BEGIN

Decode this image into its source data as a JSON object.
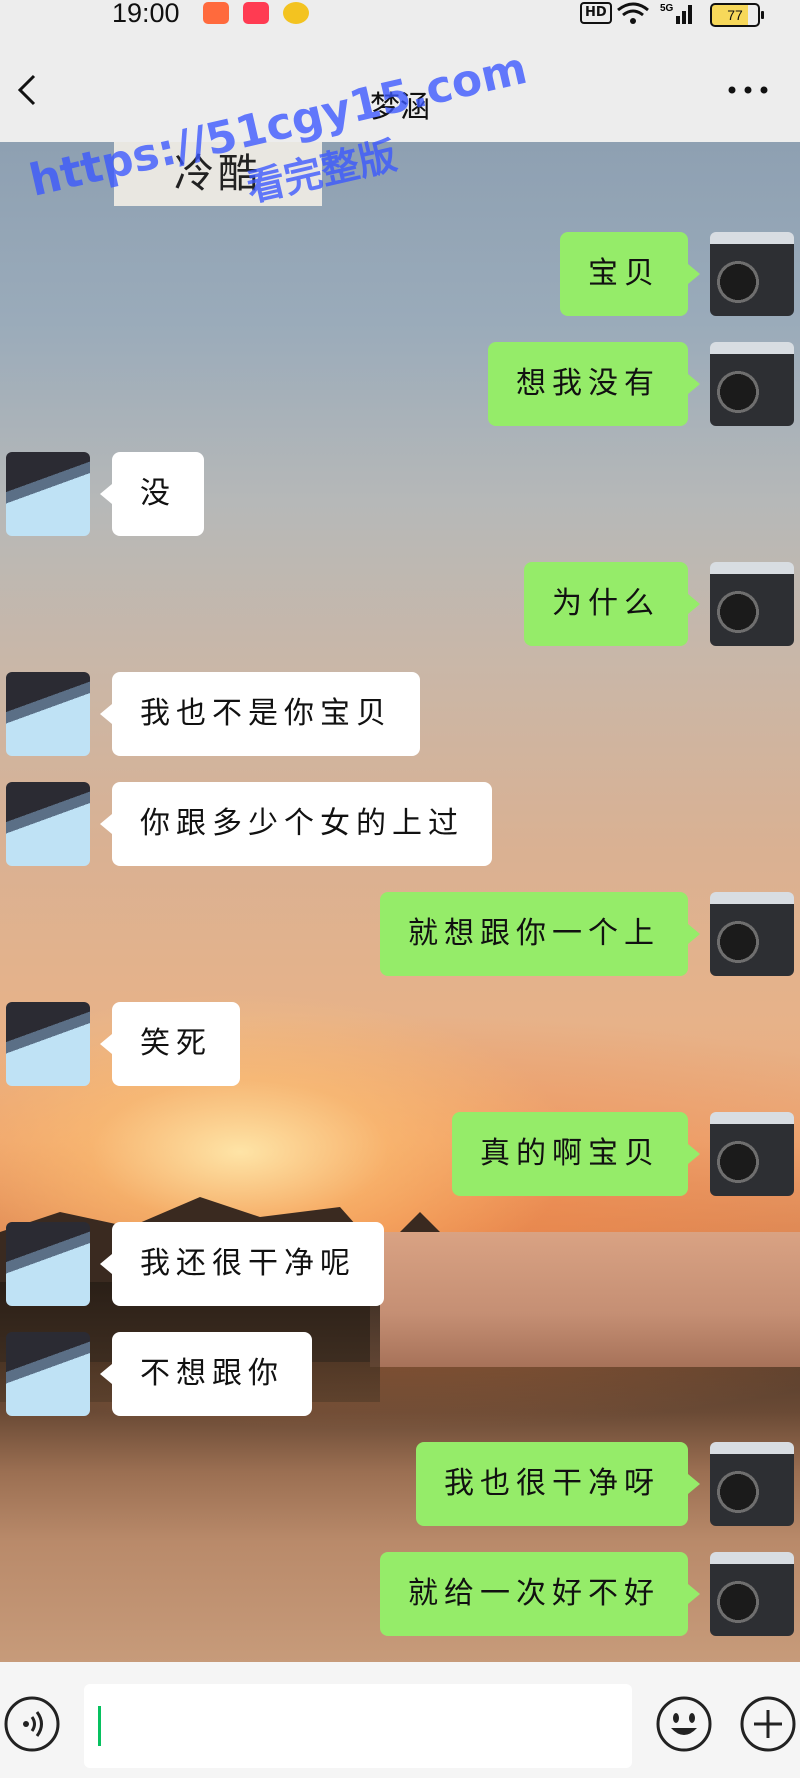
{
  "status_bar": {
    "time": "19:00",
    "hd": "HD",
    "network": "5G",
    "battery": "77"
  },
  "nav": {
    "title": "梦涵"
  },
  "chat": {
    "top_image_text": "冷酷",
    "messages": [
      {
        "side": "out",
        "text": "宝贝"
      },
      {
        "side": "out",
        "text": "想我没有"
      },
      {
        "side": "in",
        "text": "没"
      },
      {
        "side": "out",
        "text": "为什么"
      },
      {
        "side": "in",
        "text": "我也不是你宝贝"
      },
      {
        "side": "in",
        "text": "你跟多少个女的上过"
      },
      {
        "side": "out",
        "text": "就想跟你一个上"
      },
      {
        "side": "in",
        "text": "笑死"
      },
      {
        "side": "out",
        "text": "真的啊宝贝"
      },
      {
        "side": "in",
        "text": "我还很干净呢"
      },
      {
        "side": "in",
        "text": "不想跟你"
      },
      {
        "side": "out",
        "text": "我也很干净呀"
      },
      {
        "side": "out",
        "text": "就给一次好不好"
      }
    ]
  },
  "input": {
    "value": ""
  },
  "watermark": {
    "url": "https://51cgy15.com",
    "text": "看完整版"
  },
  "colors": {
    "out_bubble": "#95ec69",
    "in_bubble": "#ffffff",
    "background": "#ededed"
  },
  "icons": {
    "back": "chevron-left-icon",
    "more": "ellipsis-icon",
    "voice": "voice-icon",
    "emoji": "smiley-icon",
    "plus": "plus-icon"
  }
}
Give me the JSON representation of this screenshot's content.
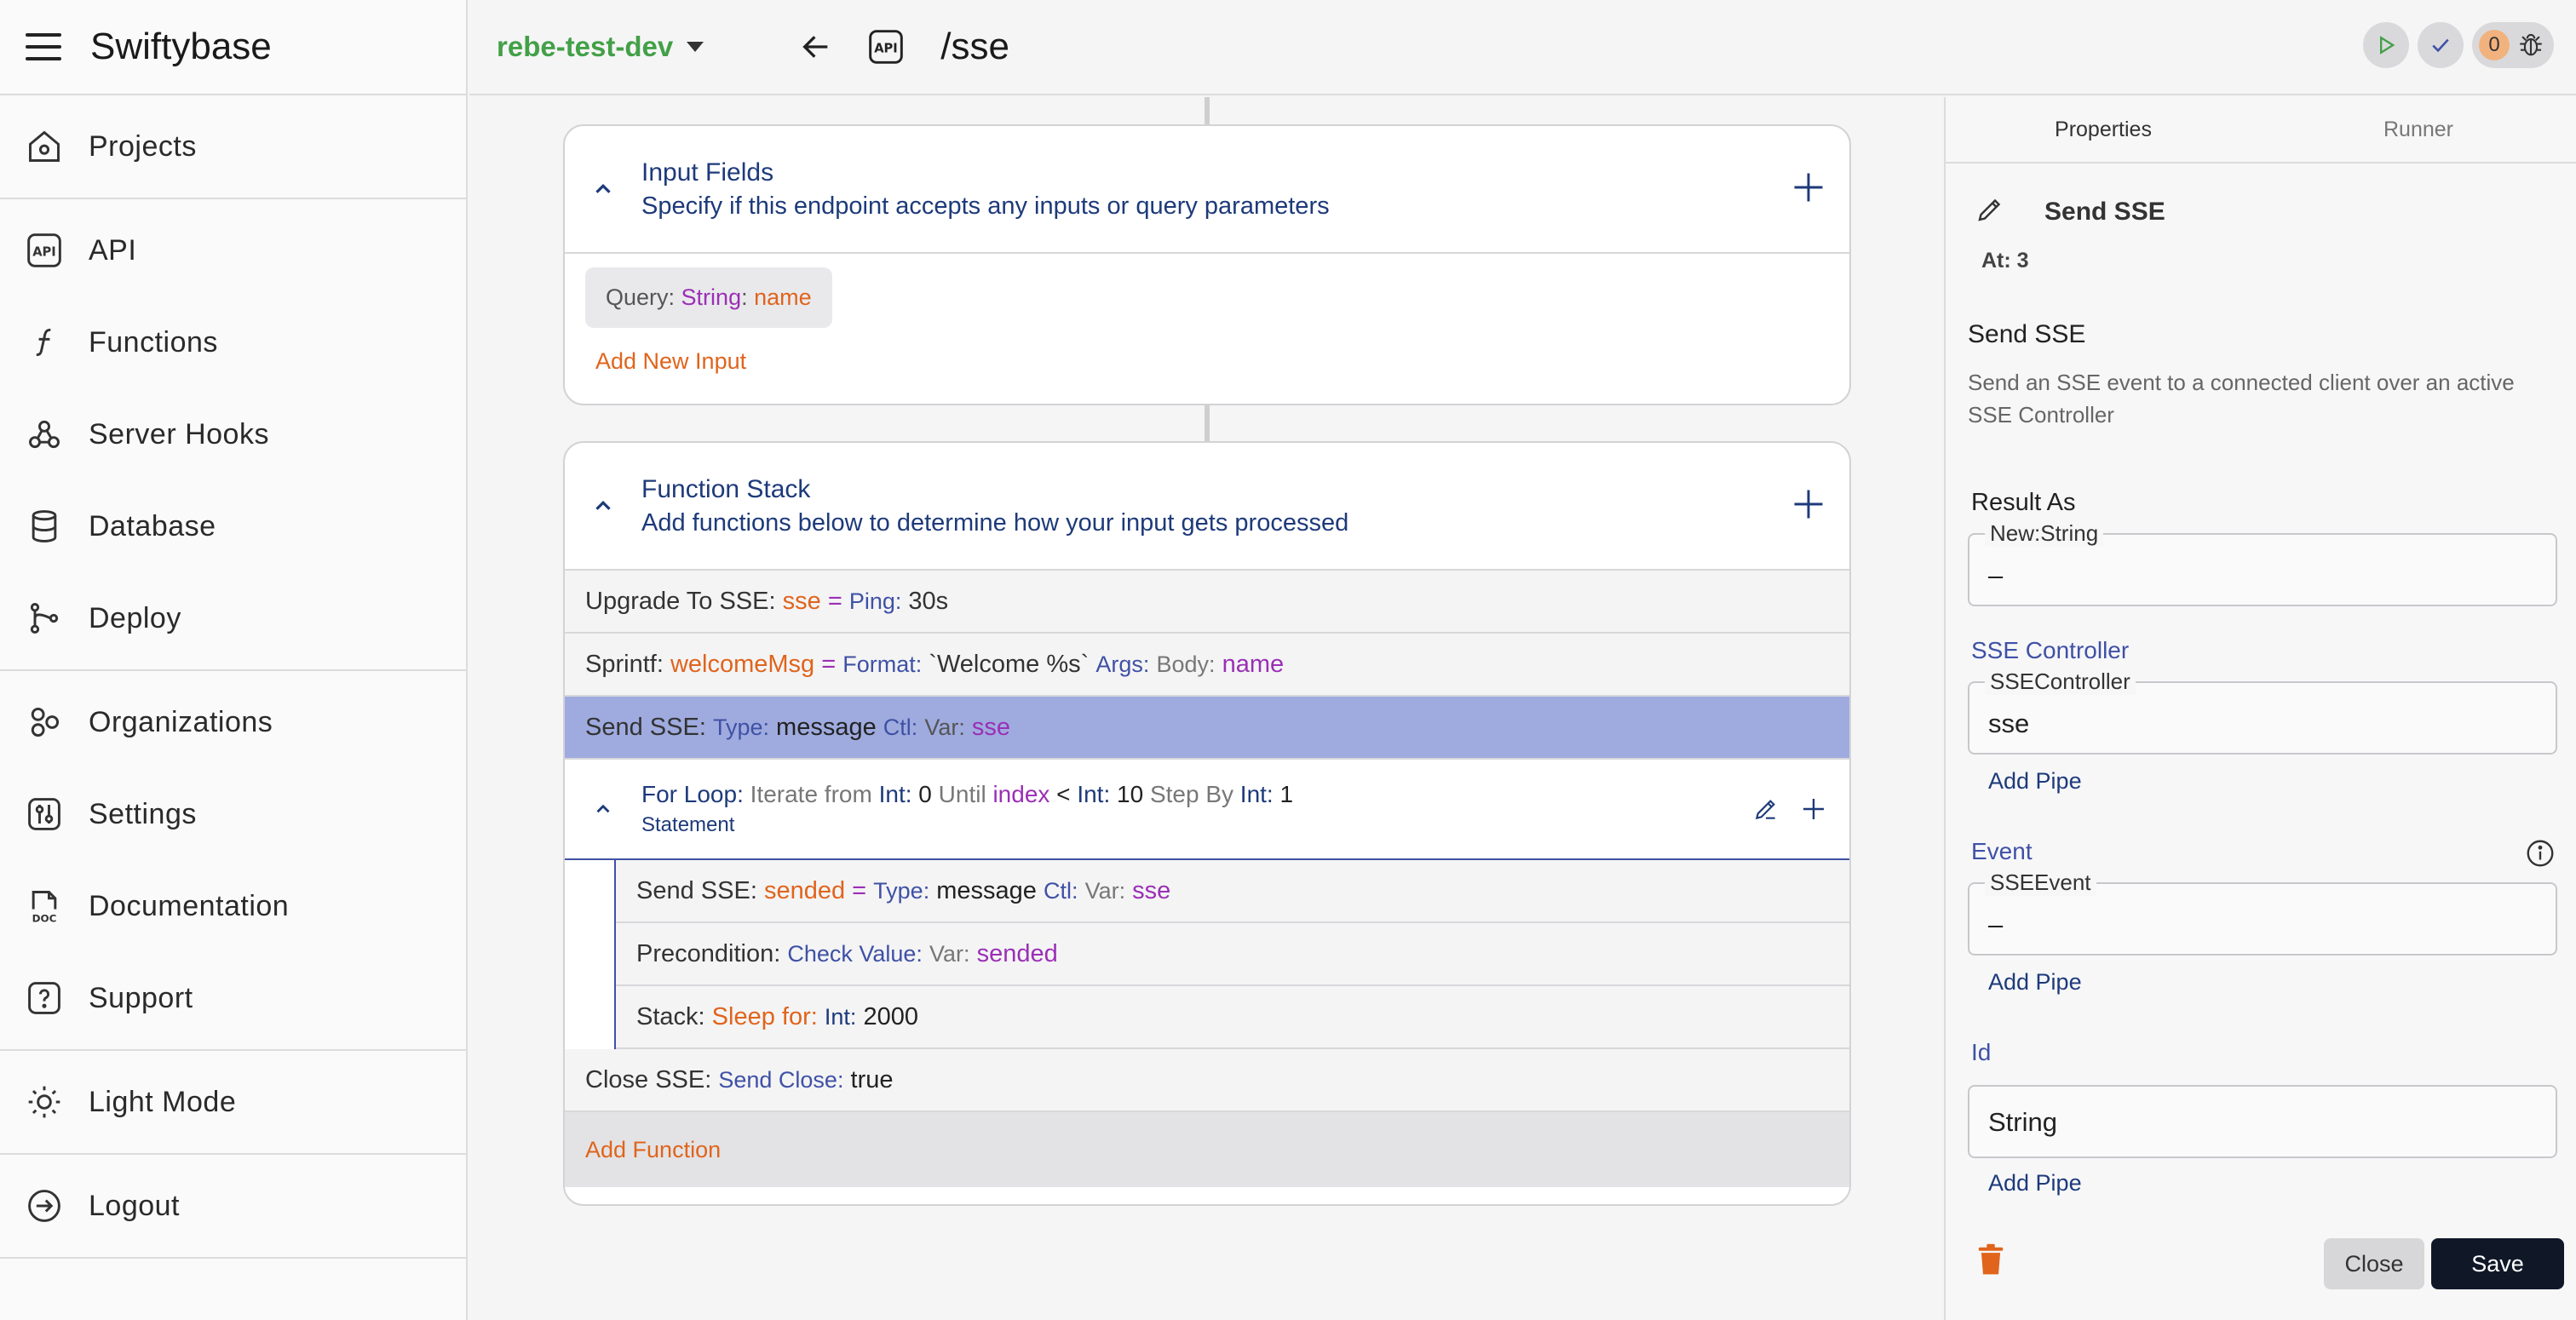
{
  "sidebar": {
    "brand": "Swiftybase",
    "groups": [
      [
        {
          "label": "Projects",
          "icon": "home-icon"
        }
      ],
      [
        {
          "label": "API",
          "icon": "api-icon"
        },
        {
          "label": "Functions",
          "icon": "function-icon"
        },
        {
          "label": "Server Hooks",
          "icon": "webhook-icon"
        },
        {
          "label": "Database",
          "icon": "database-icon"
        },
        {
          "label": "Deploy",
          "icon": "branch-icon"
        }
      ],
      [
        {
          "label": "Organizations",
          "icon": "organizations-icon"
        },
        {
          "label": "Settings",
          "icon": "settings-icon"
        },
        {
          "label": "Documentation",
          "icon": "doc-icon"
        },
        {
          "label": "Support",
          "icon": "help-icon"
        }
      ],
      [
        {
          "label": "Light Mode",
          "icon": "sun-icon"
        }
      ],
      [
        {
          "label": "Logout",
          "icon": "logout-icon"
        }
      ]
    ],
    "api_icon_text": "API",
    "doc_icon_text": "DOC"
  },
  "topbar": {
    "environment": "rebe-test-dev",
    "api_badge": "API",
    "route": "/sse",
    "debug_count": "0",
    "colors": {
      "env": "#43a047",
      "play": "#43a047",
      "check": "#3f51a5",
      "count_bg": "#f2b27e"
    }
  },
  "input_fields": {
    "title": "Input Fields",
    "subtitle": "Specify if this endpoint accepts any inputs or query parameters",
    "chip": {
      "prefix": "Query",
      "type": "String",
      "name": "name"
    },
    "add_label": "Add New Input"
  },
  "function_stack": {
    "title": "Function Stack",
    "subtitle": "Add functions below to determine how your input gets processed",
    "upgrade": {
      "name": "Upgrade To SSE:",
      "var": "sse",
      "eq": "=",
      "key": "Ping:",
      "val": "30s"
    },
    "sprintf": {
      "name": "Sprintf:",
      "var": "welcomeMsg",
      "eq": "=",
      "key1": "Format:",
      "val1": "`Welcome %s`",
      "key2": "Args:",
      "key3": "Body:",
      "val3": "name"
    },
    "send": {
      "name": "Send SSE:",
      "key1": "Type:",
      "val1": "message",
      "key2": "Ctl:",
      "key3": "Var:",
      "val3": "sse"
    },
    "loop": {
      "name": "For Loop:",
      "p1": "Iterate from",
      "t1": "Int:",
      "v1": "0",
      "p2": "Until",
      "idx": "index",
      "lt": "<",
      "t2": "Int:",
      "v2": "10",
      "p3": "Step By",
      "t3": "Int:",
      "v3": "1",
      "sub": "Statement",
      "children": {
        "send": {
          "name": "Send SSE:",
          "var": "sended",
          "eq": "=",
          "key1": "Type:",
          "val1": "message",
          "key2": "Ctl:",
          "key3": "Var:",
          "val3": "sse"
        },
        "pre": {
          "name": "Precondition:",
          "key1": "Check Value:",
          "key2": "Var:",
          "val2": "sended"
        },
        "stack": {
          "name": "Stack:",
          "key1": "Sleep for:",
          "key2": "Int:",
          "val2": "2000"
        }
      }
    },
    "close": {
      "name": "Close SSE:",
      "key": "Send Close:",
      "val": "true"
    },
    "add_label": "Add Function"
  },
  "panel": {
    "tabs": [
      "Properties",
      "Runner"
    ],
    "title": "Send SSE",
    "at": "At: 3",
    "desc_title": "Send SSE",
    "desc": "Send an SSE event to a connected client over an active SSE Controller",
    "result_label": "Result As",
    "result_legend": "New:String",
    "result_value": "–",
    "ctrl_label": "SSE Controller",
    "ctrl_legend": "SSEController",
    "ctrl_value": "sse",
    "event_label": "Event",
    "event_legend": "SSEEvent",
    "event_value": "–",
    "id_label": "Id",
    "id_value": "String",
    "add_pipe": "Add Pipe",
    "close": "Close",
    "save": "Save"
  }
}
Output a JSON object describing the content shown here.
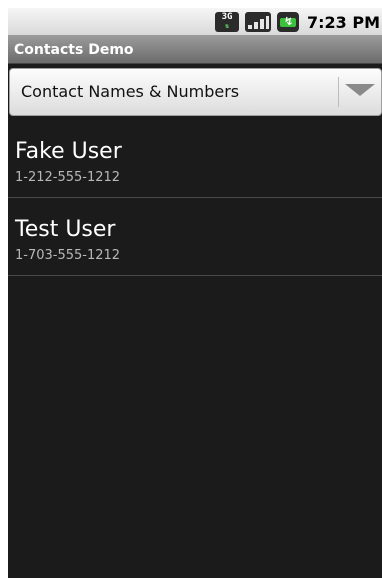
{
  "status_bar": {
    "network_label": "3G",
    "time": "7:23 PM",
    "icons": [
      "3g-data-icon",
      "signal-strength-icon",
      "battery-charging-icon"
    ]
  },
  "title_bar": {
    "title": "Contacts Demo"
  },
  "spinner": {
    "selected": "Contact Names & Numbers"
  },
  "contacts": [
    {
      "name": "Fake User",
      "number": "1-212-555-1212"
    },
    {
      "name": "Test User",
      "number": "1-703-555-1212"
    }
  ],
  "colors": {
    "list_background": "#1b1b1b",
    "title_bar": "#7f7f7f",
    "battery_green": "#3cc13c"
  }
}
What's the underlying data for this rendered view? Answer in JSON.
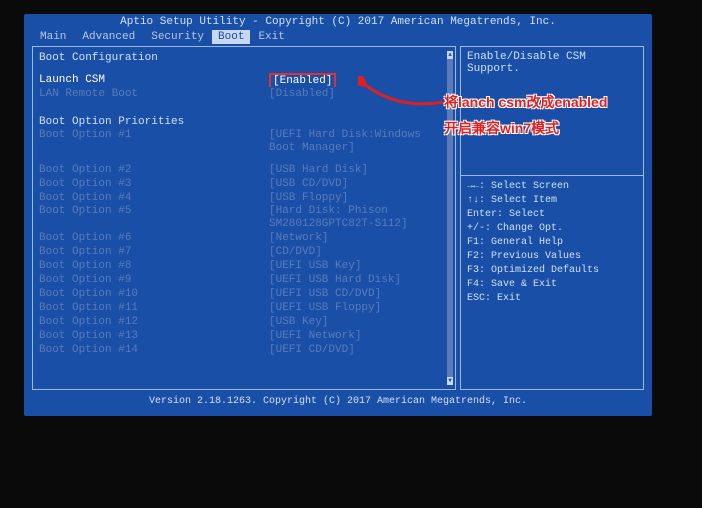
{
  "title": "Aptio Setup Utility - Copyright (C) 2017 American Megatrends, Inc.",
  "menu": {
    "main": "Main",
    "advanced": "Advanced",
    "security": "Security",
    "boot": "Boot",
    "exit": "Exit"
  },
  "left": {
    "section1": "Boot Configuration",
    "launch_csm": "Launch CSM",
    "launch_csm_val": "[Enabled]",
    "lan_remote": "LAN Remote Boot",
    "lan_remote_val": "[Disabled]",
    "section2": "Boot Option Priorities",
    "opt1": "Boot Option #1",
    "opt1_val": "[UEFI Hard Disk:Windows Boot Manager]",
    "opt2": "Boot Option #2",
    "opt2_val": "[USB Hard Disk]",
    "opt3": "Boot Option #3",
    "opt3_val": "[USB CD/DVD]",
    "opt4": "Boot Option #4",
    "opt4_val": "[USB Floppy]",
    "opt5": "Boot Option #5",
    "opt5_val": "[Hard Disk: Phison SM280128GPTC82T-S112]",
    "opt6": "Boot Option #6",
    "opt6_val": "[Network]",
    "opt7": "Boot Option #7",
    "opt7_val": "[CD/DVD]",
    "opt8": "Boot Option #8",
    "opt8_val": "[UEFI USB Key]",
    "opt9": "Boot Option #9",
    "opt9_val": "[UEFI USB Hard Disk]",
    "opt10": "Boot Option #10",
    "opt10_val": "[UEFI USB CD/DVD]",
    "opt11": "Boot Option #11",
    "opt11_val": "[UEFI USB Floppy]",
    "opt12": "Boot Option #12",
    "opt12_val": "[USB Key]",
    "opt13": "Boot Option #13",
    "opt13_val": "[UEFI Network]",
    "opt14": "Boot Option #14",
    "opt14_val": "[UEFI CD/DVD]"
  },
  "right": {
    "help_text": "Enable/Disable CSM Support.",
    "k1": "→←: Select Screen",
    "k2": "↑↓: Select Item",
    "k3": "Enter: Select",
    "k4": "+/-: Change Opt.",
    "k5": "F1: General Help",
    "k6": "F2: Previous Values",
    "k7": "F3: Optimized Defaults",
    "k8": "F4: Save & Exit",
    "k9": "ESC: Exit"
  },
  "footer": "Version 2.18.1263. Copyright (C) 2017 American Megatrends, Inc.",
  "annotation": {
    "line1": "将lanch csm改成enabled",
    "line2": "开启兼容win7模式"
  }
}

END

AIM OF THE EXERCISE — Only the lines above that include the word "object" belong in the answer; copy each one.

RESPONSE —
Decode this image into its source data as a JSON object.
Output a JSON object describing the content shown here.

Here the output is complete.